■ Work item: The answer must consist of each line of the records below that contains the string "this".

■ Excerpted records:
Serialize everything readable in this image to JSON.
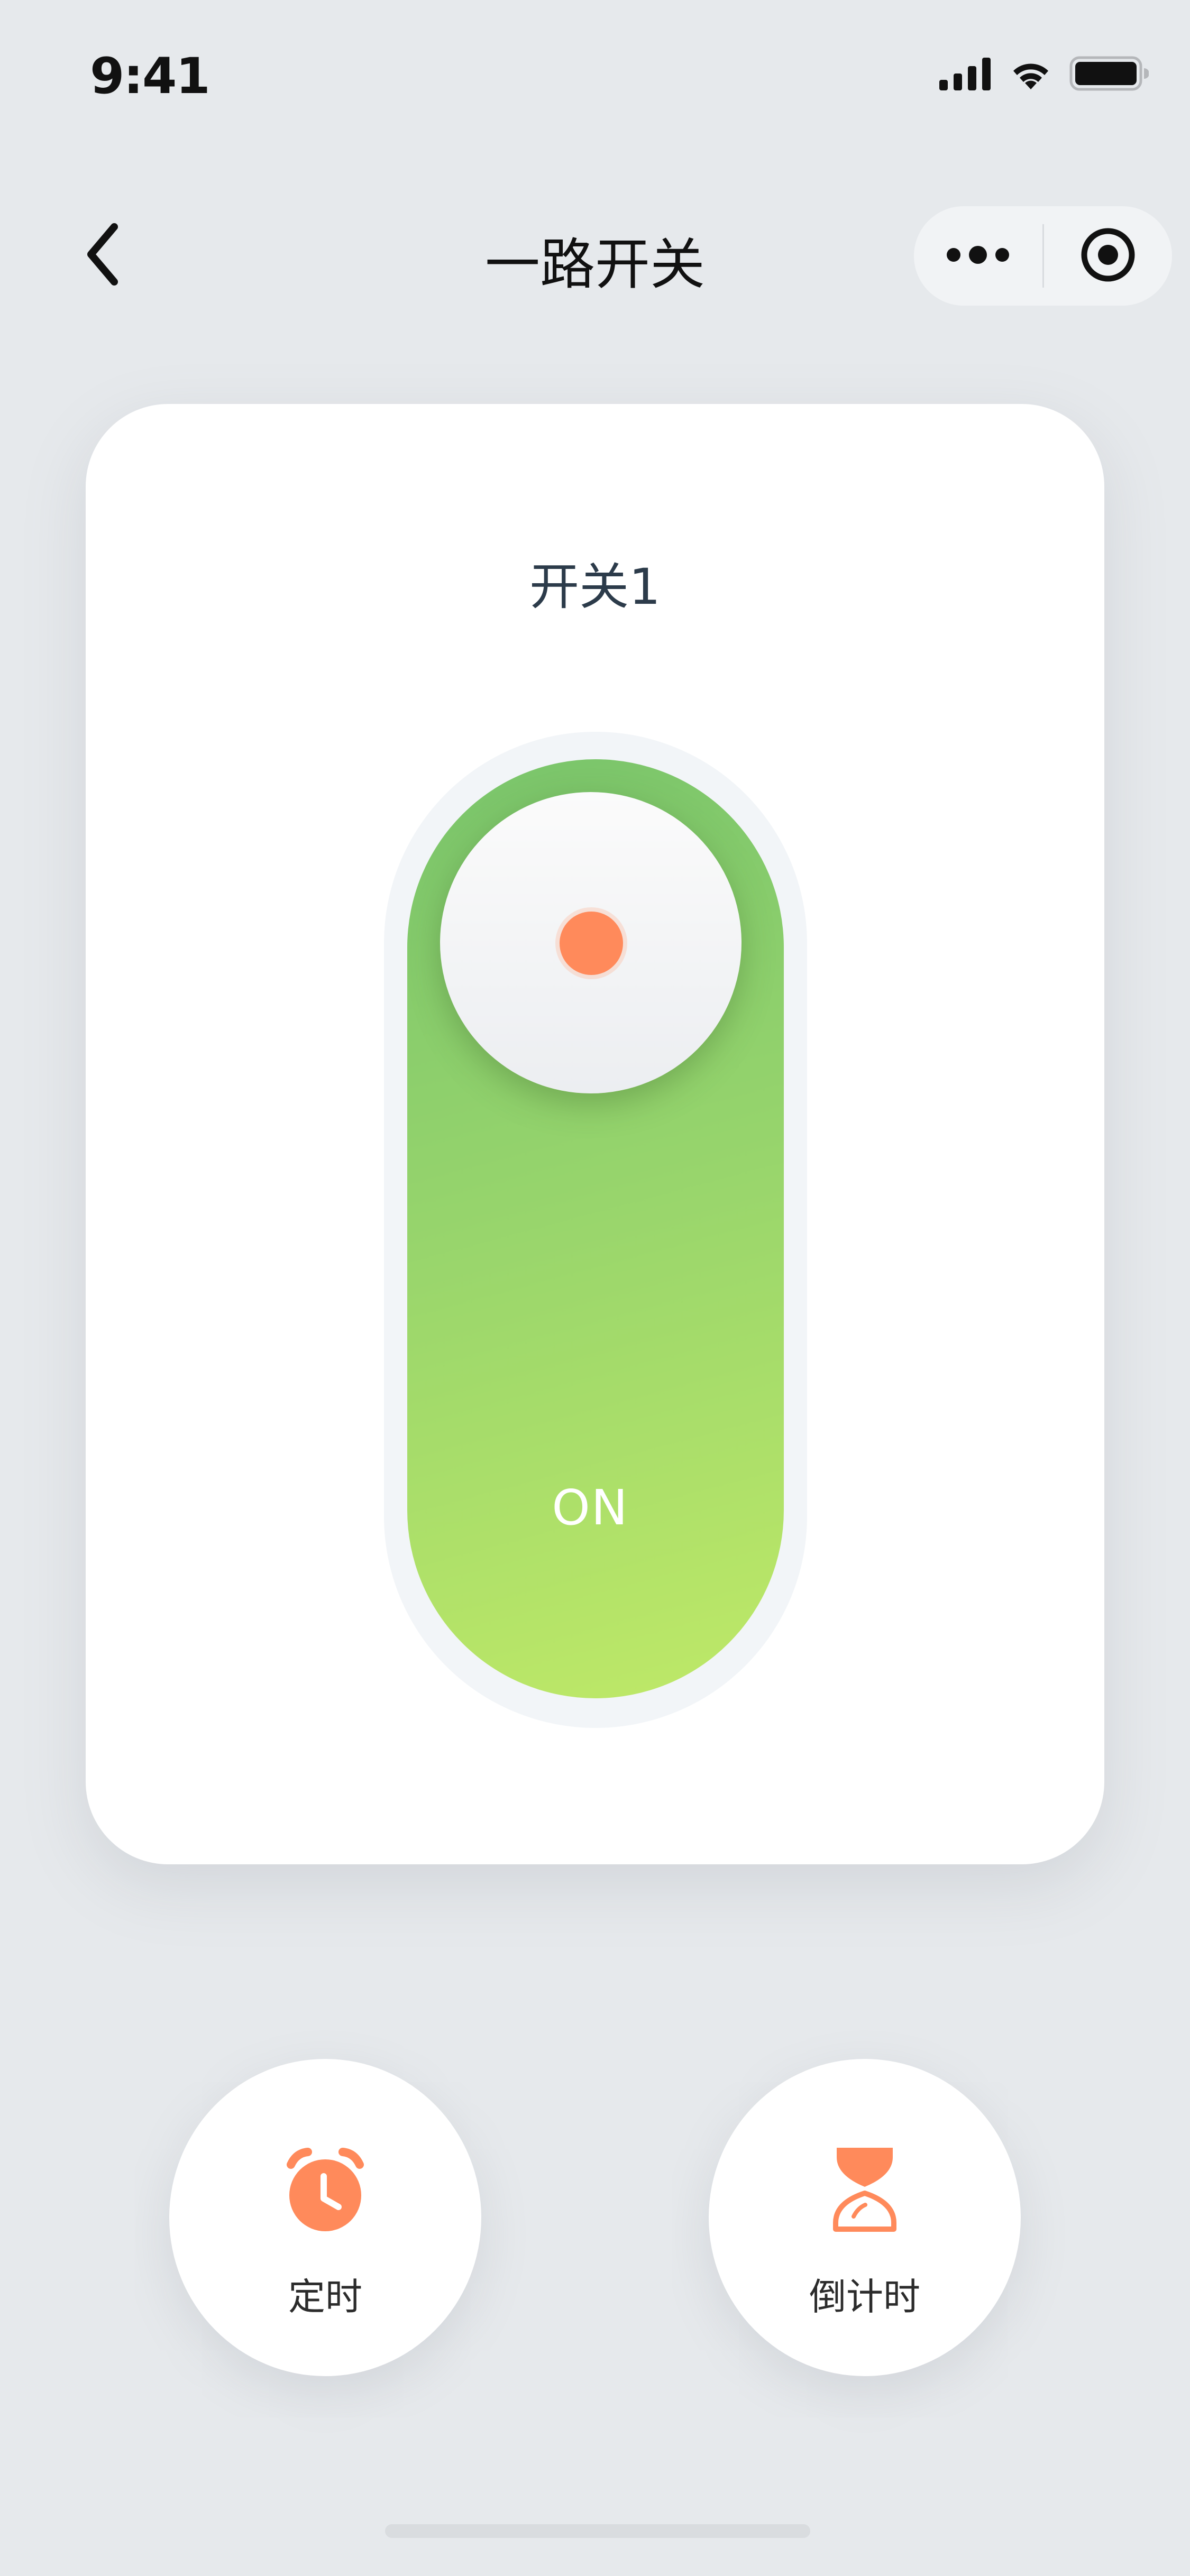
{
  "status_bar": {
    "time": "9:41",
    "icons": [
      "signal-icon",
      "wifi-icon",
      "battery-icon"
    ]
  },
  "nav": {
    "title": "一路开关",
    "back_icon": "chevron-left-icon",
    "menu_icon": "more-dots-icon",
    "close_icon": "target-circle-icon"
  },
  "card": {
    "title": "开关1",
    "switch": {
      "state": "ON",
      "accent_color": "#ff8a5b",
      "track_colors": [
        "#79c46b",
        "#bfe967"
      ]
    }
  },
  "actions": [
    {
      "label": "定时",
      "icon": "alarm-clock-icon"
    },
    {
      "label": "倒计时",
      "icon": "hourglass-icon"
    }
  ],
  "colors": {
    "background": "#e6e9ec",
    "accent": "#ff8a5b"
  }
}
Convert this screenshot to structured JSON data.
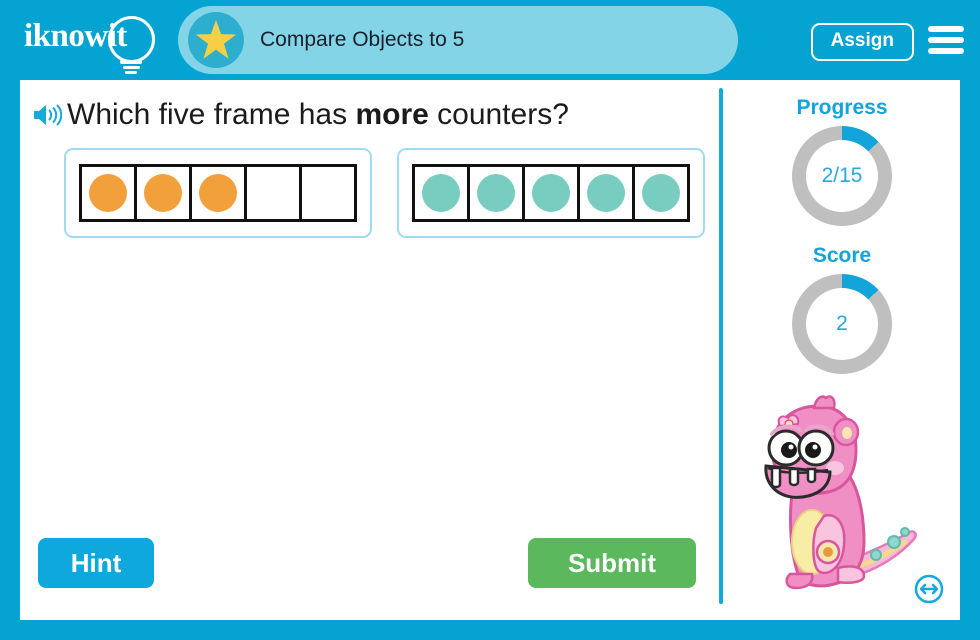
{
  "colors": {
    "brand_blue": "#04A3D2",
    "header_pill": "#84D4E8",
    "accent_blue": "#13A4DA",
    "counter_orange": "#F2A03C",
    "counter_teal": "#79CCC0",
    "submit_green": "#5CB85C",
    "star_yellow": "#F7CF45",
    "donut_track": "#BFBFBF",
    "mascot_pink": "#F096C8"
  },
  "header": {
    "logo_text": "iknowit",
    "logo_icon": "lightbulb-icon",
    "star_icon": "star-icon",
    "lesson_title": "Compare Objects to 5",
    "assign_label": "Assign",
    "menu_icon": "hamburger-menu-icon"
  },
  "question": {
    "audio_icon": "speaker-icon",
    "prefix": "Which five frame has ",
    "emphasis": "more",
    "suffix": " counters?"
  },
  "answers": [
    {
      "id": "frame-a",
      "counter_color": "#F2A03C",
      "counter_color_name": "orange",
      "cells": 5,
      "filled": 3
    },
    {
      "id": "frame-b",
      "counter_color": "#79CCC0",
      "counter_color_name": "teal",
      "cells": 5,
      "filled": 5
    }
  ],
  "actions": {
    "hint_label": "Hint",
    "submit_label": "Submit"
  },
  "sidebar": {
    "progress": {
      "label": "Progress",
      "value": "2/15",
      "current": 2,
      "total": 15,
      "percent": 13
    },
    "score": {
      "label": "Score",
      "value": "2",
      "percent": 13
    },
    "mascot_name": "pink-monster-mascot",
    "resize_icon": "resize-horizontal-icon"
  }
}
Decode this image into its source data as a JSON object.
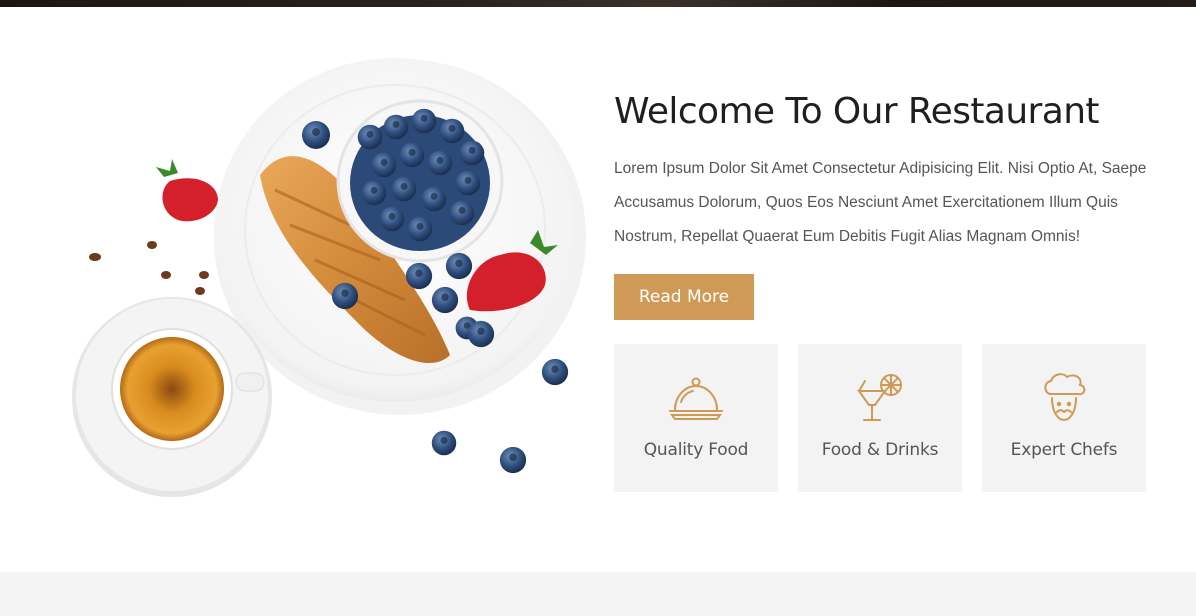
{
  "colors": {
    "accent": "#cf9a55",
    "title": "#1f1f1f",
    "body_text": "#555555",
    "tile_bg": "#f3f3f3"
  },
  "about": {
    "title": "Welcome To Our Restaurant",
    "description": "Lorem Ipsum Dolor Sit Amet Consectetur Adipisicing Elit. Nisi Optio At, Saepe Accusamus Dolorum, Quos Eos Nesciunt Amet Exercitationem Illum Quis Nostrum, Repellat Quaerat Eum Debitis Fugit Alias Magnam Omnis!",
    "read_more_label": "Read More"
  },
  "features": [
    {
      "label": "Quality Food",
      "icon": "cloche-icon"
    },
    {
      "label": "Food & Drinks",
      "icon": "cocktail-icon"
    },
    {
      "label": "Expert Chefs",
      "icon": "chef-icon"
    }
  ]
}
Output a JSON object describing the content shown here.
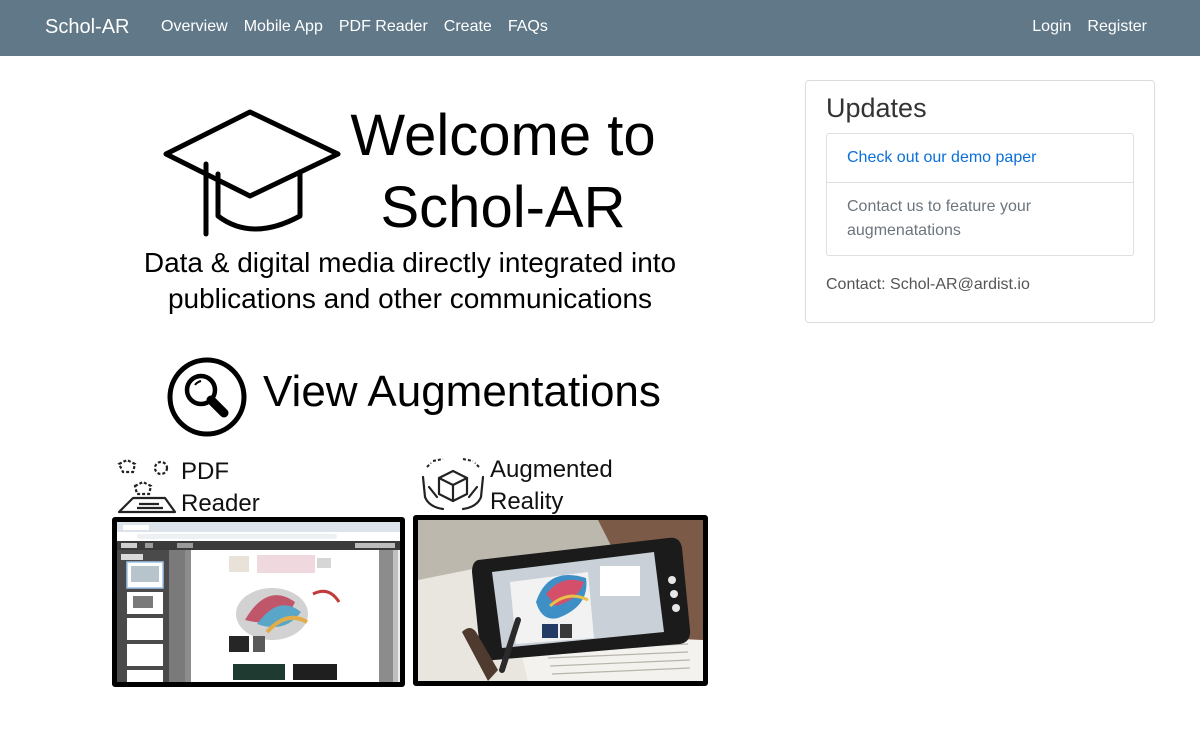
{
  "nav": {
    "brand": "Schol-AR",
    "links": [
      "Overview",
      "Mobile App",
      "PDF Reader",
      "Create",
      "FAQs"
    ],
    "right_links": [
      "Login",
      "Register"
    ]
  },
  "hero": {
    "welcome_line1": "Welcome to",
    "welcome_line2": "Schol-AR",
    "tagline_line1": "Data & digital media directly integrated into",
    "tagline_line2": "publications and other communications",
    "view_title": "View Augmentations"
  },
  "features": {
    "pdf": {
      "line1": "PDF",
      "line2": "Reader"
    },
    "ar": {
      "line1": "Augmented",
      "line2": "Reality"
    }
  },
  "updates": {
    "title": "Updates",
    "items": [
      "Check out our demo paper",
      "Contact us to feature your augmenatations"
    ],
    "contact": "Contact: Schol-AR@ardist.io"
  },
  "icons": {
    "brand_cap": "graduation-cap-icon",
    "view": "magnifying-glass-icon",
    "pdf": "pdf-reader-icon",
    "ar": "ar-hands-cube-icon"
  },
  "colors": {
    "navbar": "#607888",
    "link": "#0b6fd8",
    "muted": "#6c757d"
  }
}
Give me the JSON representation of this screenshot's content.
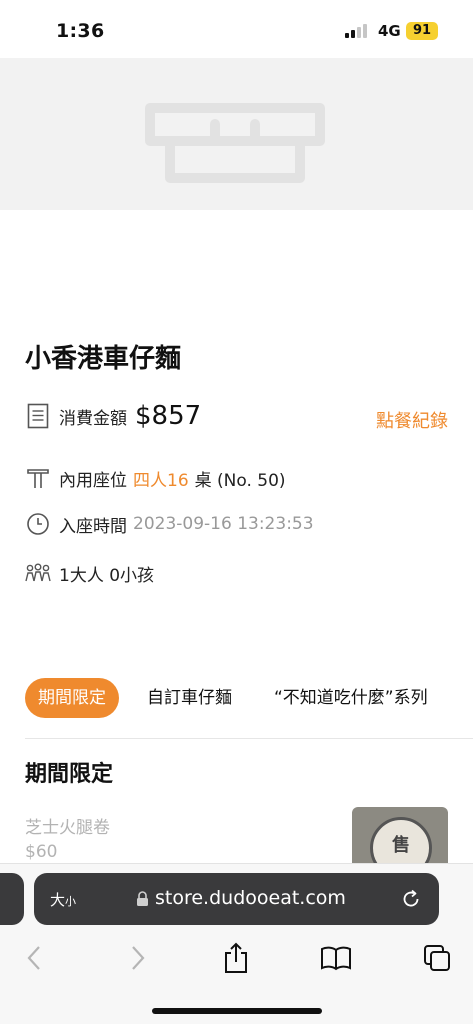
{
  "status_bar": {
    "time": "1:36",
    "network": "4G",
    "battery": "91"
  },
  "restaurant": {
    "name": "小香港車仔麵",
    "amount_label": "消費金額",
    "amount_value": "$857",
    "order_history_link": "點餐紀錄",
    "seat_label": "內用座位",
    "seat_highlight": "四人16",
    "seat_detail": "桌 (No. 50)",
    "checkin_label": "入座時間",
    "checkin_time": "2023-09-16 13:23:53",
    "guests": "1大人 0小孩"
  },
  "tabs": [
    {
      "label": "期間限定",
      "active": true
    },
    {
      "label": "自訂車仔麵",
      "active": false
    },
    {
      "label": "“不知道吃什麼”系列",
      "active": false
    }
  ],
  "section": {
    "title": "期間限定",
    "items": [
      {
        "name": "芝士火腿卷",
        "price": "$60",
        "badge": "售"
      }
    ]
  },
  "browser": {
    "text_size_label": "大",
    "text_size_small": "小",
    "url": "store.dudooeat.com"
  },
  "colors": {
    "accent": "#ef8a2e",
    "battery": "#f6d030",
    "address_bar": "#3a3a3c"
  },
  "icons": [
    "receipt-icon",
    "table-icon",
    "clock-icon",
    "people-icon",
    "lock-icon",
    "reload-icon",
    "back-icon",
    "forward-icon",
    "share-icon",
    "bookmarks-icon",
    "tabs-icon"
  ]
}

■ Exercise result:
Serialize everything readable in this image to JSON.
Convert this screenshot to structured JSON data.
Decode this image into its source data as a JSON object.
Give me the JSON representation of this screenshot's content.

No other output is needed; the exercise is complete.